Basically there are two types of bike lights – lights to see by and lights that allow you to be seen.
Be seen lights
Bike lights that allow you to be seen are emergency lights for when there is sufficient light to see where you are going, e.g. if there are street lights, it is early morning/dusk, there is mist/fog, but you need something to warn other road users that you are there. These lights will not provide enough light to see by.
Even if you are not intending to ride in the dark you should have a set of emergency, be seen, lights. Fog can descend without warning on high ground, even in the summer, and if you are riding on busy roads even a little spray from wet roads can render you almost invisible. There were two instances on my end to end where I needed my lights, one due to for fog in Scotland and one due to spray on the busiest section of road I used on the whole route.
There are a number of be seen lights available, some so small and light you will not even notice that they are there. I use Knog frogs front and rear and, in addition, a Cateye TL-LD610 at the rear.
Lights to see by
Bike lights to see by mean just that. There are various options at a wide range of prices providing various levels of just how much you can see! As you might expect, the more you pay the brighter the light and the lower the weight (in general).
Dynamo powered – lights wired to a dynamo (powered either through your wheel hub or a friction mechanism resting against your tyre wall). These provide the convenience of instant power at anytime without having to carry batteries. You are the power source so there is a marginal amount of extra effort required (although with massive improvements in light technology, considerably less than a few years ago). The initial set up costs, especially for a hub powered system, may be higher than a battery light option.
Battery power – there are a wide range of battery powered lights that fall into two broad categories, rechargeable and non rechargeable. The benefit of a rechargeable light is that you do not have to keep buying new batteries, which can prove to be expensive. The disadvantage is that if your light runs out of power before you reach your destination you are a bit stuck (unless you have a back-up light). I purchased the very fine cat eye HL-EL610 rechargeable which provided very good visibility at a reasonable cost. Also, on low power, it provided several hours of light. However, the first time I used it for more than a commute, on a proper night ride (on the night leg of a 600km in South West England) I ran into a problem. I had accidentally switched the light on during the day without realizing it and when I came to use it there was only about 15 minutes worth of power left! All I had left were my emergency Knog frogs, which would keep me visible but did not provide anything like enough illumination to cycle by. I was forced to tag onto another rider and travel at his higher pace. The result was, by the time we reached the sleep stop, several hours later, I was cooked and had to abandon. The lesson learnt was to carry a back up light! (Incidentally the person I cycled with had his dynamo fail on him but he had a back up light).
I now have a Hope 1 which provides excellent light output. Level one is easily sufficient for road use and it has three more brightness levels above this. I have comfortably cycled downhill at 25mph + without fear of hitting unseen obstructions on level four. It also has a ‘be seen’ flashing mode.
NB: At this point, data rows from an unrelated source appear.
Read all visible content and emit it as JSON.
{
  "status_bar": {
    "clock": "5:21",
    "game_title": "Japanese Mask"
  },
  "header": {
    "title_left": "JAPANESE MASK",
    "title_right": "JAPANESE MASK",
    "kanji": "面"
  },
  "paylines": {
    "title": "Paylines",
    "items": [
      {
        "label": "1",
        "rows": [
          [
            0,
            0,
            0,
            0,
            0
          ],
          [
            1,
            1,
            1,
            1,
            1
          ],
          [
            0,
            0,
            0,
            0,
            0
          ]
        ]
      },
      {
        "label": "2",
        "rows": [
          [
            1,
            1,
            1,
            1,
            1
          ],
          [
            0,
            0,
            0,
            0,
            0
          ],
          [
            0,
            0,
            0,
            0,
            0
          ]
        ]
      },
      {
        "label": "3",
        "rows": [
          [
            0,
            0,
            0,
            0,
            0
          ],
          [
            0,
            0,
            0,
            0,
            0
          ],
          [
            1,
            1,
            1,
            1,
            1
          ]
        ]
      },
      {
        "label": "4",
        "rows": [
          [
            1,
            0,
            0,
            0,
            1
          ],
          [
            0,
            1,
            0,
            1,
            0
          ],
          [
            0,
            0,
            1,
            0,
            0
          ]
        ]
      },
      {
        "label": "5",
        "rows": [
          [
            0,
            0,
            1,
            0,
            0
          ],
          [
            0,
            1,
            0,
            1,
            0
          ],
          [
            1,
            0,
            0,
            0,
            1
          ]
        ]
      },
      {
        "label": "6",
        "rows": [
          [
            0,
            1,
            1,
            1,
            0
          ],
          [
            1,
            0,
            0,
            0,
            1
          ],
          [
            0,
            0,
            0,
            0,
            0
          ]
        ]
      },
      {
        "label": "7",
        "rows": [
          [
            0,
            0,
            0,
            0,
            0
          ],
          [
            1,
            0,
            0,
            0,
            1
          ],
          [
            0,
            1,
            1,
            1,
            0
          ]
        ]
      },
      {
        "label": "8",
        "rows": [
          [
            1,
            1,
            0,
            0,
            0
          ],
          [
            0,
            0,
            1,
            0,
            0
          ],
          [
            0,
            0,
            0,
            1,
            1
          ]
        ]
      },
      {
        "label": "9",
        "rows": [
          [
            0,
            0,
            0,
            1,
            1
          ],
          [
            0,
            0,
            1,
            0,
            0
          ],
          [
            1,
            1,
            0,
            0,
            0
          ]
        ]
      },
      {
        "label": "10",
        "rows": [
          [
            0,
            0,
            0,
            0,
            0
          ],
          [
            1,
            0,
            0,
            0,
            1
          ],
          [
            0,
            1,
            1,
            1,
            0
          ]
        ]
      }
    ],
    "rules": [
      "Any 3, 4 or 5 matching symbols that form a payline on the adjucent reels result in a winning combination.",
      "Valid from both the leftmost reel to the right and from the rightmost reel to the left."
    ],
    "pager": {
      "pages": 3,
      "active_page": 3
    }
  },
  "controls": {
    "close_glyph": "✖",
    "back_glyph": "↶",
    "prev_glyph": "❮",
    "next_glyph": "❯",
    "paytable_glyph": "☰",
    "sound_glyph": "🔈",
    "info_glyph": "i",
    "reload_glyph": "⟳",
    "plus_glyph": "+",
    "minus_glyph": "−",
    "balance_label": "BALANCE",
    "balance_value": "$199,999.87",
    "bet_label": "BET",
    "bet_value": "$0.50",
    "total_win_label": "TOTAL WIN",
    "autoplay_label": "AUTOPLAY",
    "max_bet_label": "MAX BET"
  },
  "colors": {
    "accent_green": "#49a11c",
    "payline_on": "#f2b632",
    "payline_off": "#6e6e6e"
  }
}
This is not a rechargeable light but I use rechargeable cells. I purchased 2 sets of four 3200 mAh AA cells for about £10 on-line. They seem to provide about the same running time as Lithium cells (but are cheaper per cell and can be recharged about a 1000 times).
The main downside of this particular light is that once the battery power is used up it just cuts off. There is no dimming or warning, it just stops! This can be worrying if you are doing 20mph downhill at the time. Actually it is not that bad. If you are going downhill you will be in one of the higher light settings. When the batteries cannot cope with the power output the light does stop but if you click the button it will restart on a lower setting. So a moment of literal blind panic and then enough light to see and slow down by. To avoid this though it is best to change to a fresh set of batteries before the current set are to expire. Two sets will get me through a [summer] night.
Timing your trip will help on your lights strategy. If you go at the end of June you will get about 16-17 hours of daylight to play with. If you try in December it will be more like 8 hours (or less in Scotland).
Do I need to take lights?
You should take emergency ‘be seen’ bike lights.
If you are planning long days in the saddle you should carry main lights in case you are delayed and have to finish in the dark.
If you are camping you could carry main lights that will double as camping lights.
If you are planning your trip in months of shorter daylight hours you should carry lights. The light levels at the beginning and end of these days can be particularly poor, especially if raining.
I took my Knog frogs and a Cateye TL-LD610 main rear light to make sure I could be seen from behind.
Kickstart your Lands End to John O’Groats planning
Everything you need to know to get you started on your Lands End to John O Groats adventure is contained within these three books: a How To, a detailed account of riding the Google Map route for LEJOG and a ‘safe’ Route Book using GPX files.
Available as electronic or paperback books from as little as £2.99 each or all three for £5.98. That’s less than an inner tube or a Costa coffee with a slice of cake.
Where to next?
The most popular pages on the site concern planning your End to End, including training for long distance cycling, thinking about the cycling equipment you will need, how to look after your bike, what you should be eating and drinking whilst cycling and how to create a route for Lands End to John O’Groats. Or you can read my own account of cycling End to End to get some idea of what to expect.